# PROBLEM:
Every record below should be repeated exactly. Omit the pictures.

==================================================

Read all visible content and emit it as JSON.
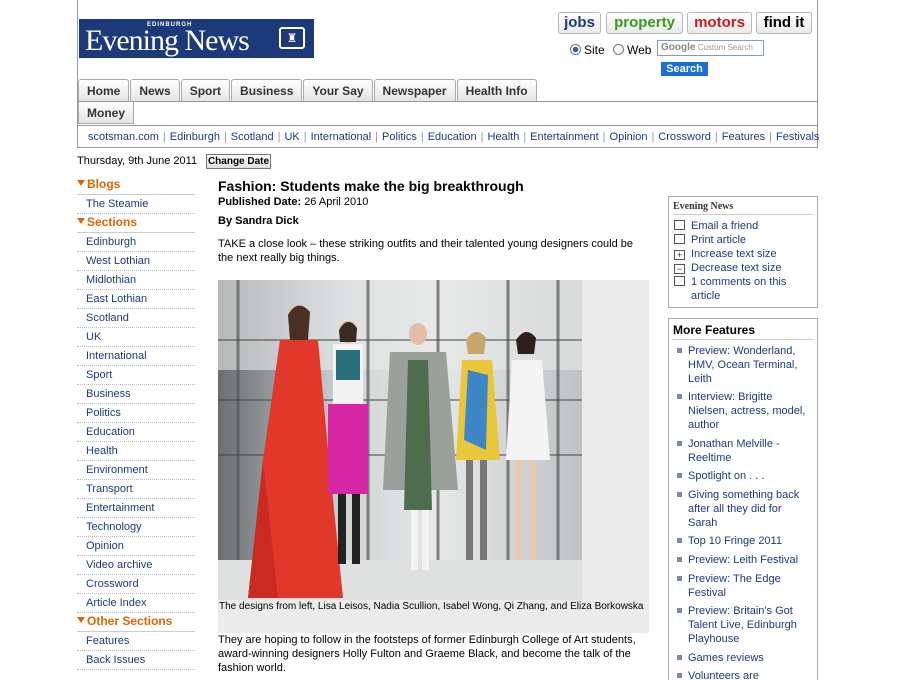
{
  "logo": {
    "small": "EDINBURGH",
    "name": "Evening News"
  },
  "sites": {
    "jobs": "jobs",
    "property": "property",
    "motors": "motors",
    "find": "find it"
  },
  "search": {
    "site_label": "Site",
    "web_label": "Web",
    "placeholder": "Custom Search",
    "google": "Google",
    "button": "Search"
  },
  "tabs": [
    "Home",
    "News",
    "Sport",
    "Business",
    "Your Say",
    "Newspaper",
    "Health Info"
  ],
  "tab_money": "Money",
  "subnav": [
    "scotsman.com",
    "Edinburgh",
    "Scotland",
    "UK",
    "International",
    "Politics",
    "Education",
    "Health",
    "Entertainment",
    "Opinion",
    "Crossword",
    "Features",
    "Festivals"
  ],
  "date": "Thursday, 9th June 2011",
  "change_date": "Change Date",
  "leftnav": {
    "blogs_head": "Blogs",
    "blogs": [
      "The Steamie"
    ],
    "sections_head": "Sections",
    "sections": [
      "Edinburgh",
      "West Lothian",
      "Midlothian",
      "East Lothian",
      "Scotland",
      "UK",
      "International",
      "Sport",
      "Business",
      "Politics",
      "Education",
      "Health",
      "Environment",
      "Transport",
      "Entertainment",
      "Technology",
      "Opinion",
      "Video archive",
      "Crossword",
      "Article Index"
    ],
    "other_head": "Other Sections",
    "other": [
      "Features",
      "Back Issues"
    ]
  },
  "article": {
    "title": "Fashion: Students make the big breakthrough",
    "published_label": "Published Date:",
    "published_date": "26 April 2010",
    "author": "By Sandra Dick",
    "intro": "TAKE a close look – these striking outfits and their talented young designers could be the next really big things.",
    "caption": "The designs from left, Lisa Leisos, Nadia Scullion, Isabel Wong, Qi Zhang, and Eliza Borkowska",
    "body": "They are hoping to follow in the footsteps of former Edinburgh College of Art students, award-winning designers Holly Fulton and Graeme Black, and become the talk of the fashion world."
  },
  "tools": {
    "brand": "Evening News",
    "items": [
      "Email a friend",
      "Print article",
      "Increase text size",
      "Decrease text size",
      "1 comments on this",
      "article"
    ]
  },
  "more": {
    "head": "More Features",
    "items": [
      [
        "Preview: Wonderland,",
        "HMV, Ocean Terminal,",
        "Leith"
      ],
      [
        "Interview: Brigitte",
        "Nielsen, actress, model,",
        "author"
      ],
      [
        "Jonathan Melville -",
        "Reeltime"
      ],
      [
        "Spotlight on . . ."
      ],
      [
        "Giving something back",
        "after all they did for",
        "Sarah"
      ],
      [
        "Top 10 Fringe 2011"
      ],
      [
        "Preview: Leith Festival"
      ],
      [
        "Preview: The Edge",
        "Festival"
      ],
      [
        "Preview: Britain's Got",
        "Talent Live, Edinburgh",
        "Playhouse"
      ],
      [
        "Games reviews"
      ],
      [
        "Volunteers are"
      ]
    ]
  }
}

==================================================

# ANSWER SPACE:
Read all visible content and emit it as JSON.
{
  "logo": {
    "small": "EDINBURGH",
    "name": "Evening News"
  },
  "sites": {
    "jobs": "jobs",
    "property": "property",
    "motors": "motors",
    "find": "find it"
  },
  "search": {
    "site_label": "Site",
    "web_label": "Web",
    "placeholder": "Custom Search",
    "google": "Google",
    "button": "Search"
  },
  "tabs": [
    "Home",
    "News",
    "Sport",
    "Business",
    "Your Say",
    "Newspaper",
    "Health Info"
  ],
  "tab_money": "Money",
  "subnav": [
    "scotsman.com",
    "Edinburgh",
    "Scotland",
    "UK",
    "International",
    "Politics",
    "Education",
    "Health",
    "Entertainment",
    "Opinion",
    "Crossword",
    "Features",
    "Festivals"
  ],
  "date": "Thursday, 9th June 2011",
  "change_date": "Change Date",
  "leftnav": {
    "blogs_head": "Blogs",
    "blogs": [
      "The Steamie"
    ],
    "sections_head": "Sections",
    "sections": [
      "Edinburgh",
      "West Lothian",
      "Midlothian",
      "East Lothian",
      "Scotland",
      "UK",
      "International",
      "Sport",
      "Business",
      "Politics",
      "Education",
      "Health",
      "Environment",
      "Transport",
      "Entertainment",
      "Technology",
      "Opinion",
      "Video archive",
      "Crossword",
      "Article Index"
    ],
    "other_head": "Other Sections",
    "other": [
      "Features",
      "Back Issues"
    ]
  },
  "article": {
    "title": "Fashion: Students make the big breakthrough",
    "published_label": "Published Date:",
    "published_date": "26 April 2010",
    "author": "By Sandra Dick",
    "intro": "TAKE a close look – these striking outfits and their talented young designers could be the next really big things.",
    "caption": "The designs from left, Lisa Leisos, Nadia Scullion, Isabel Wong, Qi Zhang, and Eliza Borkowska",
    "body": "They are hoping to follow in the footsteps of former Edinburgh College of Art students, award-winning designers Holly Fulton and Graeme Black, and become the talk of the fashion world."
  },
  "tools": {
    "brand": "Evening News",
    "items": [
      "Email a friend",
      "Print article",
      "Increase text size",
      "Decrease text size",
      "1 comments on this",
      "article"
    ]
  },
  "more": {
    "head": "More Features",
    "items": [
      [
        "Preview: Wonderland,",
        "HMV, Ocean Terminal,",
        "Leith"
      ],
      [
        "Interview: Brigitte",
        "Nielsen, actress, model,",
        "author"
      ],
      [
        "Jonathan Melville -",
        "Reeltime"
      ],
      [
        "Spotlight on . . ."
      ],
      [
        "Giving something back",
        "after all they did for",
        "Sarah"
      ],
      [
        "Top 10 Fringe 2011"
      ],
      [
        "Preview: Leith Festival"
      ],
      [
        "Preview: The Edge",
        "Festival"
      ],
      [
        "Preview: Britain's Got",
        "Talent Live, Edinburgh",
        "Playhouse"
      ],
      [
        "Games reviews"
      ],
      [
        "Volunteers are"
      ]
    ]
  }
}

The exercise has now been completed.